Thursday, September 29, 2016

One Neon Night in Bangkok, or Thoughts on Only God Forgives

Only God Forgives (2013), by Danish film director Nicolas Winding Refn of Bronson (2008), Drive (2011) and The Neon Demon (2016) stars Ryan Gosling as Julian, a farang gangster in Thailand, in a passive, emotionally muted performance.  The movie was polarizing, even in France; it premiered at Cannes where it was concurrently booed and applauded, critics and audiences didn’t know what to think.  Only God Forgives is in many ways a confusing and operatic mess, a grisly, sordid, blood-soaked, post-noir crime drama with Shakespearian overtones and also a nightmarish vision of the Bangkok underworld.
The movie starts out as a standard revenge thriller; Julian’s brother is killed (for raping and murdering an underage Thai prostitute, I told you the movie was sordid) and Julian and his gang search for his brother’s murderer.  The story descends into murky and surreal depths with the introduction of Kristen Scott Thomas with a coarse American accent, as Crystal, Julian’s hard mother and Thai actor Vithaya Pansringarm, as Lt. Chang, who enjoys karaoke and dispensing his own brand of Old Testament justice by sword.  Vithaya Pansringarm is largely unknown in the US but did have an appearance in The Hangover Part II (2011).
There are so many scenes of seedy hotel rooms and dive bars splashed in red neon as if to emphasize a hidden circle of hell that Julian navigates with quiet introspection.  The narrative fades in and out as the audience sees the film from Julian’s perspective, including his visions of Lt. Chang, his feelings of guilt and loss of control.  Lt. Chang becomes Julian’s vision of destiny or an angel of death as Julian passively accepts whatever fate comes across him, much to his domineering mother’s disappointment.
Kristen Scott Thomas’s performance as Julian’s mother is uncomfortably intimate, with hints of incest and her perception of Julian as the weaker brother.  She comes to Bangkok to avenge her eldest son’s death, and the movie becomes a confrontation between Lt. Chang and Crystal, two opposing forces in varying shades of grey; neither are completely good or evil, with Julian trapped between them.  I get the impression that Julian and his brother went to the other side of the world to get away from their mother, they didn’t go far enough.

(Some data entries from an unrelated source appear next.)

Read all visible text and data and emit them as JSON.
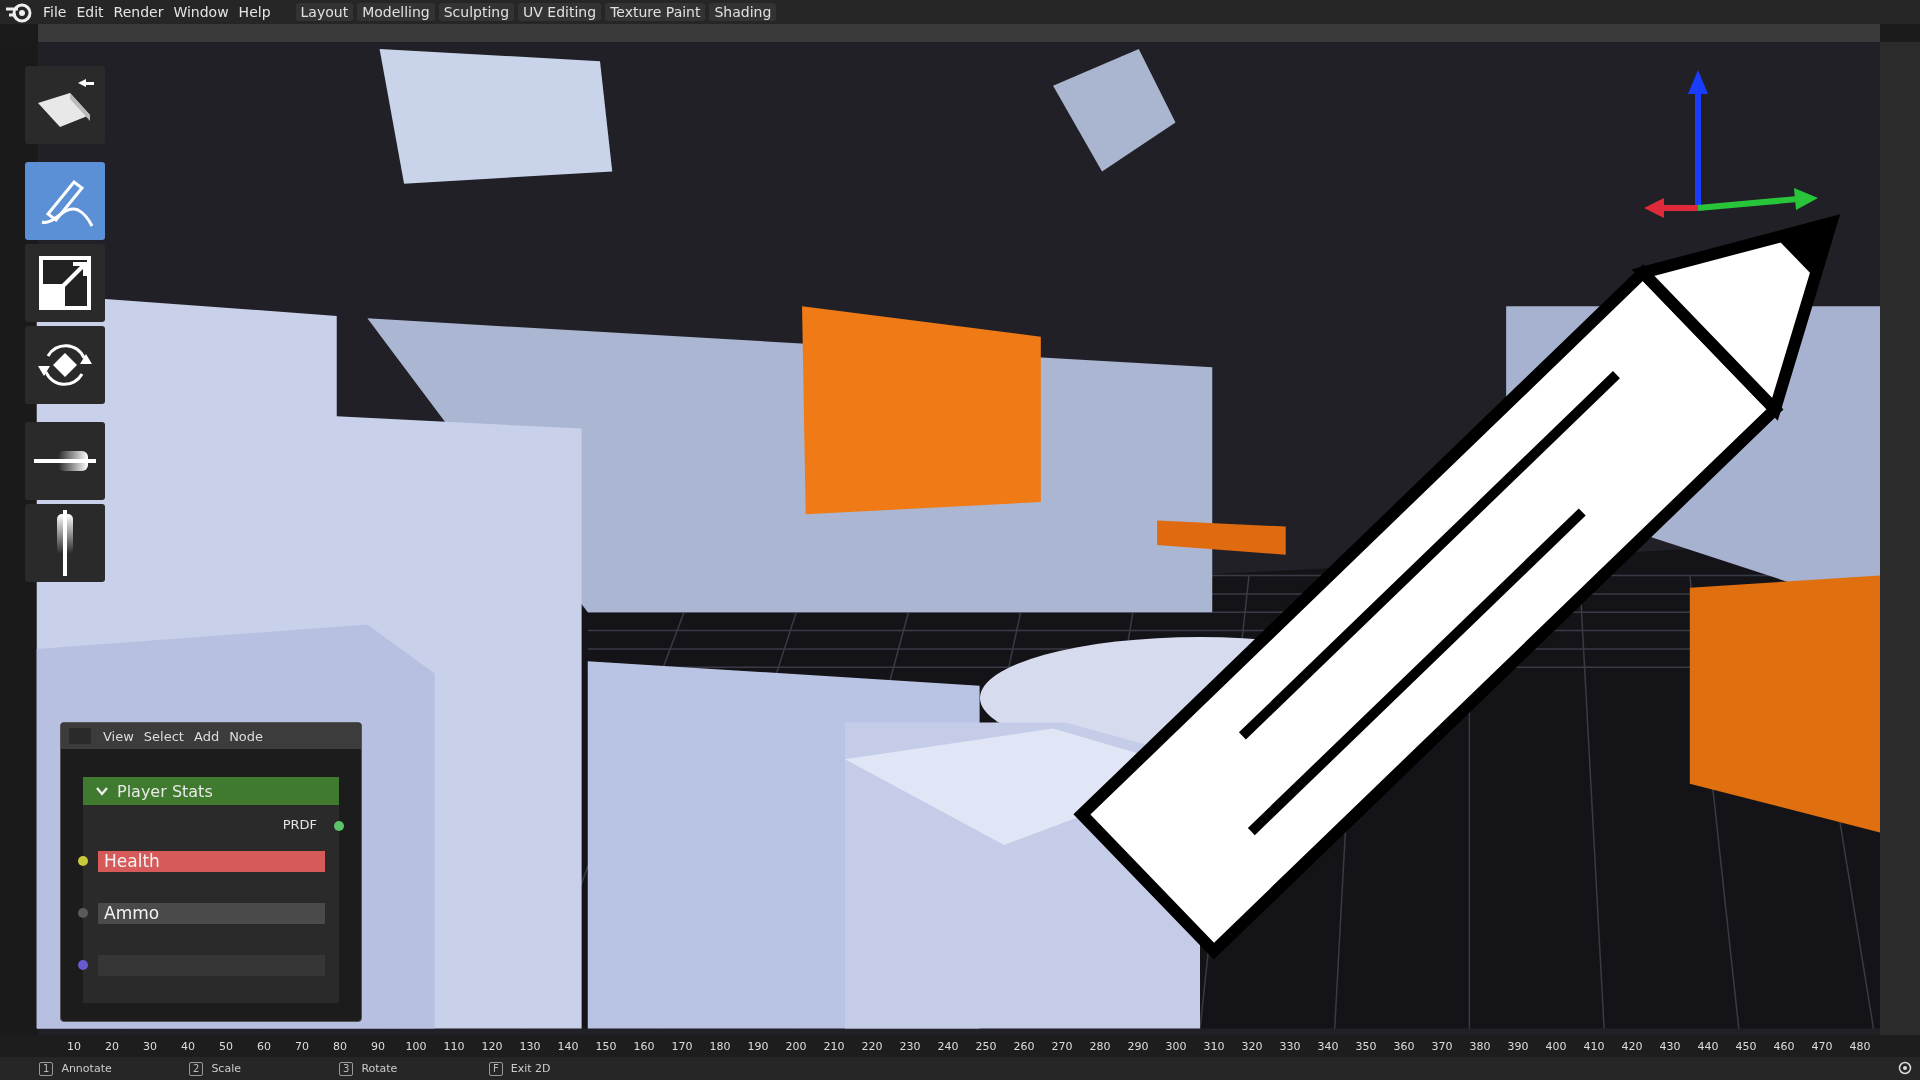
{
  "menu": [
    "File",
    "Edit",
    "Render",
    "Window",
    "Help"
  ],
  "workspaces": [
    {
      "label": "Layout",
      "selected": false
    },
    {
      "label": "Modelling",
      "selected": false
    },
    {
      "label": "Sculpting",
      "selected": false
    },
    {
      "label": "UV Editing",
      "selected": false
    },
    {
      "label": "Texture Paint",
      "selected": false
    },
    {
      "label": "Shading",
      "selected": false
    }
  ],
  "tools": [
    {
      "kind": "box-move",
      "selected": false
    },
    {
      "kind": "annotate",
      "selected": true
    },
    {
      "kind": "scale",
      "selected": false
    },
    {
      "kind": "rotate",
      "selected": false
    },
    {
      "kind": "slider-h",
      "selected": false
    },
    {
      "kind": "slider-v",
      "selected": false
    }
  ],
  "node_editor": {
    "menu": [
      "View",
      "Select",
      "Add",
      "Node"
    ],
    "node": {
      "title": "Player Stats",
      "expanded": true,
      "output": {
        "label": "PRDF",
        "color": "#5cc46a"
      },
      "inputs": [
        {
          "label": "Health",
          "color": "#c8c83a",
          "selected": true
        },
        {
          "label": "Ammo",
          "color": "#5a5a5a",
          "selected": false
        },
        {
          "color": "#6a5ad0",
          "selected": false
        }
      ]
    }
  },
  "timeline": [
    "10",
    "20",
    "30",
    "40",
    "50",
    "60",
    "70",
    "80",
    "90",
    "100",
    "110",
    "120",
    "130",
    "140",
    "150",
    "160",
    "170",
    "180",
    "190",
    "200",
    "210",
    "220",
    "230",
    "240",
    "250",
    "260",
    "270",
    "280",
    "290",
    "300",
    "310",
    "320",
    "330",
    "340",
    "350",
    "360",
    "370",
    "380",
    "390",
    "400",
    "410",
    "420",
    "430",
    "440",
    "450",
    "460",
    "470",
    "480"
  ],
  "status_bar": [
    {
      "key": "1",
      "label": "Annotate"
    },
    {
      "key": "2",
      "label": "Scale"
    },
    {
      "key": "3",
      "label": "Rotate"
    },
    {
      "key": "F",
      "label": "Exit 2D"
    }
  ]
}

my first novel?  thanks for asking:)  it’s a the first book in a 4-volume supernatural martial arts series chock full of killer kung-fu witches, haunted carnivals, punk rock assassins, and a 24-hour diner with the best pie in town…
read for free on kindle unlimited or buy the paperback, available at fine bookstores everywhere (amazon).